▸ Stored data:
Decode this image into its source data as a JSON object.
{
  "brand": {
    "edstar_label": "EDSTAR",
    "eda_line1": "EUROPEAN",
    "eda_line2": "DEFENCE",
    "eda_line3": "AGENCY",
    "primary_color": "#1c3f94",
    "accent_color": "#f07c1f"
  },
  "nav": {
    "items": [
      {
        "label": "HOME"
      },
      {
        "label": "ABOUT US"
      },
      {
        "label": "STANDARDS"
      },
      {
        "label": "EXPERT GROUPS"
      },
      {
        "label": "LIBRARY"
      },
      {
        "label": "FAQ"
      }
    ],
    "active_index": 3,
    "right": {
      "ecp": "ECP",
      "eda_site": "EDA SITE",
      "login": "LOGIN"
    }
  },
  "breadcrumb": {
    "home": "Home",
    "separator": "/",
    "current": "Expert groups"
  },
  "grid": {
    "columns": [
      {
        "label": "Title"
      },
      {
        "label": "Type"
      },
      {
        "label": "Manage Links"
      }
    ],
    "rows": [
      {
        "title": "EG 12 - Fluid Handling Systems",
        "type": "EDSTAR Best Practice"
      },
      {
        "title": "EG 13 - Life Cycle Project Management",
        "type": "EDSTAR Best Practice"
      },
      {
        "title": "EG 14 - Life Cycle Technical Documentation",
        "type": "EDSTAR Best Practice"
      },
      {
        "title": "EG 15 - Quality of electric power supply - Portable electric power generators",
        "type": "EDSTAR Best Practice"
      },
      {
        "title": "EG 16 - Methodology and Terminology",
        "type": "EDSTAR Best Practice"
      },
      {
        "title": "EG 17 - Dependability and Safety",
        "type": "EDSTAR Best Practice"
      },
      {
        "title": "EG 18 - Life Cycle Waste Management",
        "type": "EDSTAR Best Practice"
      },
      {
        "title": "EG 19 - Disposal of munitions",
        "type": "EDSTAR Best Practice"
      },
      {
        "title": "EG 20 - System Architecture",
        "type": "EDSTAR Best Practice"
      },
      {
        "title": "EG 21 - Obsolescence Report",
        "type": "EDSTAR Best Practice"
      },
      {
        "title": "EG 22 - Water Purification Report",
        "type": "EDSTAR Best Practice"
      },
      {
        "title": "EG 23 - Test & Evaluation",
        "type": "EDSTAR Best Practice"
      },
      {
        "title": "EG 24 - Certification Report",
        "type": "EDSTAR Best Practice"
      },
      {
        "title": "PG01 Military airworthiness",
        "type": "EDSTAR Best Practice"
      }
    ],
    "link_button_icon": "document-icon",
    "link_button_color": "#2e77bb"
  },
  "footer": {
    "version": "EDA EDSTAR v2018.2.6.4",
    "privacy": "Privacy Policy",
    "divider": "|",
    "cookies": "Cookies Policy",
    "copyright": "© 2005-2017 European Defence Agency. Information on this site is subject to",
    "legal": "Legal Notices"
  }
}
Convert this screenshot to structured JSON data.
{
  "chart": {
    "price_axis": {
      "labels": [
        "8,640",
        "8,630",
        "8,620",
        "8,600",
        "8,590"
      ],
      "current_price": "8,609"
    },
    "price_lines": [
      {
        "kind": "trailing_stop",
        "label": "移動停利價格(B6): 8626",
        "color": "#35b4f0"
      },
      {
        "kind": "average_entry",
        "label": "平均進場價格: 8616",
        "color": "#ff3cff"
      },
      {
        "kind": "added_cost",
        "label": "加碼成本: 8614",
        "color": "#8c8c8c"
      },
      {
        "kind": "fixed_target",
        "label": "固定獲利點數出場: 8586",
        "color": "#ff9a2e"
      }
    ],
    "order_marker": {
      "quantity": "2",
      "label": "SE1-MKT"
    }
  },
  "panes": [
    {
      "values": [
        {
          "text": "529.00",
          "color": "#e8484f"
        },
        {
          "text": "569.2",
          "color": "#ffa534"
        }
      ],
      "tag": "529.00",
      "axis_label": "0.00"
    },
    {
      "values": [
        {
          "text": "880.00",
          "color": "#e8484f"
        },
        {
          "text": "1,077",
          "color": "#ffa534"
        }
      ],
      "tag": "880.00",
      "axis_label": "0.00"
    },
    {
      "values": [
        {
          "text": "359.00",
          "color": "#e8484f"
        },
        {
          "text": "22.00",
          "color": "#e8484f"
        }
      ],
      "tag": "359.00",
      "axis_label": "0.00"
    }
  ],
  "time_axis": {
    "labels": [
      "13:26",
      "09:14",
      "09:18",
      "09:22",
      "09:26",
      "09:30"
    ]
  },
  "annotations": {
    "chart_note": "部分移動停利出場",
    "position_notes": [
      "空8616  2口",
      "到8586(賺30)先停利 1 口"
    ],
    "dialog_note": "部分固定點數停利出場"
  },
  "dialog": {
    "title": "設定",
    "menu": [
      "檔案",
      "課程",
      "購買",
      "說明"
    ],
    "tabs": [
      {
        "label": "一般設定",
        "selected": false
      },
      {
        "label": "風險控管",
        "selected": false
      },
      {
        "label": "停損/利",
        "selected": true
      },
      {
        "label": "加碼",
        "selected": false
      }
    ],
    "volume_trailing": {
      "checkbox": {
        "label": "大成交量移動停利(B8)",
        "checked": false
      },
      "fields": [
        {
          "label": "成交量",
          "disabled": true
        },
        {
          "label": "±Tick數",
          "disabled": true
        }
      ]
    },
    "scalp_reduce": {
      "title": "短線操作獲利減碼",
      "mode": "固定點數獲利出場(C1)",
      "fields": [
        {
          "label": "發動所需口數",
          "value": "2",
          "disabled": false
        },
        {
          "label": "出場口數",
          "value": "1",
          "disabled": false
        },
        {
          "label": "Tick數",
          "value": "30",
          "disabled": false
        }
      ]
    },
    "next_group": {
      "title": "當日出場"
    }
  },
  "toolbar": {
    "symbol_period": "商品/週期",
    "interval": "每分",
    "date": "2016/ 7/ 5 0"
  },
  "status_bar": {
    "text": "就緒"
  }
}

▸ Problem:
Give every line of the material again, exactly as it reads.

▸ Exercise result:
Decode this image into its source data as a JSON object.
{
  "brand": {
    "edstar_label": "EDSTAR",
    "eda_line1": "EUROPEAN",
    "eda_line2": "DEFENCE",
    "eda_line3": "AGENCY",
    "primary_color": "#1c3f94",
    "accent_color": "#f07c1f"
  },
  "nav": {
    "items": [
      {
        "label": "HOME"
      },
      {
        "label": "ABOUT US"
      },
      {
        "label": "STANDARDS"
      },
      {
        "label": "EXPERT GROUPS"
      },
      {
        "label": "LIBRARY"
      },
      {
        "label": "FAQ"
      }
    ],
    "active_index": 3,
    "right": {
      "ecp": "ECP",
      "eda_site": "EDA SITE",
      "login": "LOGIN"
    }
  },
  "breadcrumb": {
    "home": "Home",
    "separator": "/",
    "current": "Expert groups"
  },
  "grid": {
    "columns": [
      {
        "label": "Title"
      },
      {
        "label": "Type"
      },
      {
        "label": "Manage Links"
      }
    ],
    "rows": [
      {
        "title": "EG 12 - Fluid Handling Systems",
        "type": "EDSTAR Best Practice"
      },
      {
        "title": "EG 13 - Life Cycle Project Management",
        "type": "EDSTAR Best Practice"
      },
      {
        "title": "EG 14 - Life Cycle Technical Documentation",
        "type": "EDSTAR Best Practice"
      },
      {
        "title": "EG 15 - Quality of electric power supply - Portable electric power generators",
        "type": "EDSTAR Best Practice"
      },
      {
        "title": "EG 16 - Methodology and Terminology",
        "type": "EDSTAR Best Practice"
      },
      {
        "title": "EG 17 - Dependability and Safety",
        "type": "EDSTAR Best Practice"
      },
      {
        "title": "EG 18 - Life Cycle Waste Management",
        "type": "EDSTAR Best Practice"
      },
      {
        "title": "EG 19 - Disposal of munitions",
        "type": "EDSTAR Best Practice"
      },
      {
        "title": "EG 20 - System Architecture",
        "type": "EDSTAR Best Practice"
      },
      {
        "title": "EG 21 - Obsolescence Report",
        "type": "EDSTAR Best Practice"
      },
      {
        "title": "EG 22 - Water Purification Report",
        "type": "EDSTAR Best Practice"
      },
      {
        "title": "EG 23 - Test & Evaluation",
        "type": "EDSTAR Best Practice"
      },
      {
        "title": "EG 24 - Certification Report",
        "type": "EDSTAR Best Practice"
      },
      {
        "title": "PG01 Military airworthiness",
        "type": "EDSTAR Best Practice"
      }
    ],
    "link_button_icon": "document-icon",
    "link_button_color": "#2e77bb"
  },
  "footer": {
    "version": "EDA EDSTAR v2018.2.6.4",
    "privacy": "Privacy Policy",
    "divider": "|",
    "cookies": "Cookies Policy",
    "copyright": "© 2005-2017 European Defence Agency. Information on this site is subject to",
    "legal": "Legal Notices"
  }
}
Convert this screenshot to structured JSON data.
{
  "chart": {
    "price_axis": {
      "labels": [
        "8,640",
        "8,630",
        "8,620",
        "8,600",
        "8,590"
      ],
      "current_price": "8,609"
    },
    "price_lines": [
      {
        "kind": "trailing_stop",
        "label": "移動停利價格(B6): 8626",
        "color": "#35b4f0"
      },
      {
        "kind": "average_entry",
        "label": "平均進場價格: 8616",
        "color": "#ff3cff"
      },
      {
        "kind": "added_cost",
        "label": "加碼成本: 8614",
        "color": "#8c8c8c"
      },
      {
        "kind": "fixed_target",
        "label": "固定獲利點數出場: 8586",
        "color": "#ff9a2e"
      }
    ],
    "order_marker": {
      "quantity": "2",
      "label": "SE1-MKT"
    }
  },
  "panes": [
    {
      "values": [
        {
          "text": "529.00",
          "color": "#e8484f"
        },
        {
          "text": "569.2",
          "color": "#ffa534"
        }
      ],
      "tag": "529.00",
      "axis_label": "0.00"
    },
    {
      "values": [
        {
          "text": "880.00",
          "color": "#e8484f"
        },
        {
          "text": "1,077",
          "color": "#ffa534"
        }
      ],
      "tag": "880.00",
      "axis_label": "0.00"
    },
    {
      "values": [
        {
          "text": "359.00",
          "color": "#e8484f"
        },
        {
          "text": "22.00",
          "color": "#e8484f"
        }
      ],
      "tag": "359.00",
      "axis_label": "0.00"
    }
  ],
  "time_axis": {
    "labels": [
      "13:26",
      "09:14",
      "09:18",
      "09:22",
      "09:26",
      "09:30"
    ]
  },
  "annotations": {
    "chart_note": "部分移動停利出場",
    "position_notes": [
      "空8616  2口",
      "到8586(賺30)先停利 1 口"
    ],
    "dialog_note": "部分固定點數停利出場"
  },
  "dialog": {
    "title": "設定",
    "menu": [
      "檔案",
      "課程",
      "購買",
      "說明"
    ],
    "tabs": [
      {
        "label": "一般設定",
        "selected": false
      },
      {
        "label": "風險控管",
        "selected": false
      },
      {
        "label": "停損/利",
        "selected": true
      },
      {
        "label": "加碼",
        "selected": false
      }
    ],
    "volume_trailing": {
      "checkbox": {
        "label": "大成交量移動停利(B8)",
        "checked": false
      },
      "fields": [
        {
          "label": "成交量",
          "disabled": true
        },
        {
          "label": "±Tick數",
          "disabled": true
        }
      ]
    },
    "scalp_reduce": {
      "title": "短線操作獲利減碼",
      "mode": "固定點數獲利出場(C1)",
      "fields": [
        {
          "label": "發動所需口數",
          "value": "2",
          "disabled": false
        },
        {
          "label": "出場口數",
          "value": "1",
          "disabled": false
        },
        {
          "label": "Tick數",
          "value": "30",
          "disabled": false
        }
      ]
    },
    "next_group": {
      "title": "當日出場"
    }
  },
  "toolbar": {
    "symbol_period": "商品/週期",
    "interval": "每分",
    "date": "2016/ 7/ 5 0"
  },
  "status_bar": {
    "text": "就緒"
  }
}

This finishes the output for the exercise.